My answer came from my perception of the question: will overly-crafted fifty-dollar words beloved by the author get in the way? Yes. Indubitably.
But… if wordsmithing is the deliberate crafting of words for effect, then it goes either way. Wordsmithing can make prose sound stilted and false, or it can raise an otherwise okay piece of writing to a whole new level. This is especially true in dialogue, and vital to comedic dialogue.
Every time I watch Toy Story–and with 4 & 9 year old boys, that’s often–I’m struck by one particular line. I laugh every time, and it has to be in the wordsmithing.
After discovering that he is merely an action figure, a hopeless and dejected Buzz is found by the little girl, dressed in an apron, and set into a tea party which includes a headless doll. When Woody finds him and asks “What happened to you?” Buzz’s answer could have been:
I’m having a tea party. Or
I really am just an action figure, so I’m having tea with my headless friend over here.
Instead, Buzz replies:
One minute you’re defending the whole galaxy, and suddenly you find yourself sucking down Darjeeling with Marie Antoinette and her little sister.”
That line is perfect, and it’s all in the words and details.
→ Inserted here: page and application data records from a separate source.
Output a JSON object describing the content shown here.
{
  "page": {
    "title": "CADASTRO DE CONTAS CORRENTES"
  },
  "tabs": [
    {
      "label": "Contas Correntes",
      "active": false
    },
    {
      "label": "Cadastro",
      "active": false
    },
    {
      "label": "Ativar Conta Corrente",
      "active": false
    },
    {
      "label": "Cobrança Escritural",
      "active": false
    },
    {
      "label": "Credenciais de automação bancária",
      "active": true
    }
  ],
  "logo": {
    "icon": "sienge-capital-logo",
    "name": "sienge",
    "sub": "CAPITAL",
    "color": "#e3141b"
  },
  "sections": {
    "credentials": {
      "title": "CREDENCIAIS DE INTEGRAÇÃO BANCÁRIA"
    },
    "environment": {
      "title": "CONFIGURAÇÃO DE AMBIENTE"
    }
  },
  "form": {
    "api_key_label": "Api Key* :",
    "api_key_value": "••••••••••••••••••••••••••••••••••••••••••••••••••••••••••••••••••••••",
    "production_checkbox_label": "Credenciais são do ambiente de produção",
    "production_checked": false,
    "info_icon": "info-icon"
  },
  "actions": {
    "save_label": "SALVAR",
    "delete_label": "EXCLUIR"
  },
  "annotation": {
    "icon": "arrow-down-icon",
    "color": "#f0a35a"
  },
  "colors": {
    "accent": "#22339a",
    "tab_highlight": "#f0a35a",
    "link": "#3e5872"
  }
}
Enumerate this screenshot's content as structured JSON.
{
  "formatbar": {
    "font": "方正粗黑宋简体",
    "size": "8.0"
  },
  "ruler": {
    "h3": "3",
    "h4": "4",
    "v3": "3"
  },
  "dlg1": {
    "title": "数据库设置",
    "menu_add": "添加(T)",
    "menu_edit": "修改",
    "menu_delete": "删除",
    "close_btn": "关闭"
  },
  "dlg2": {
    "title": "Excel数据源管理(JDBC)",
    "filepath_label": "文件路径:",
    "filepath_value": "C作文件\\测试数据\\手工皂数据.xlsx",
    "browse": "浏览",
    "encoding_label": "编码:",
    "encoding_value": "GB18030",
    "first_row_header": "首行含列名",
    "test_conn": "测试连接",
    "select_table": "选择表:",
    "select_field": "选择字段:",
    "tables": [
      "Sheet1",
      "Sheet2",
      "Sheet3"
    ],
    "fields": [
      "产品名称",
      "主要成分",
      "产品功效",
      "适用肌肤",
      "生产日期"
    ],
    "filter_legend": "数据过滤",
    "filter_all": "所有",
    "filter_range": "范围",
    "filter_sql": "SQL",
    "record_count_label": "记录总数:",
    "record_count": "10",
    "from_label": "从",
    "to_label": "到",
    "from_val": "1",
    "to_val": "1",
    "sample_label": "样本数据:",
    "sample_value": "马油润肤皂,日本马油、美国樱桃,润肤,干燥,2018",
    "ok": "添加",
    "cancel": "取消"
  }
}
It had to have been very deliberately crafted with words chosen and discarded for maximum effect. So, can wordsmithing get in the way of the story? Yes. Can wordsmithing make the story? Also yes. What does wordsmithing mean to you?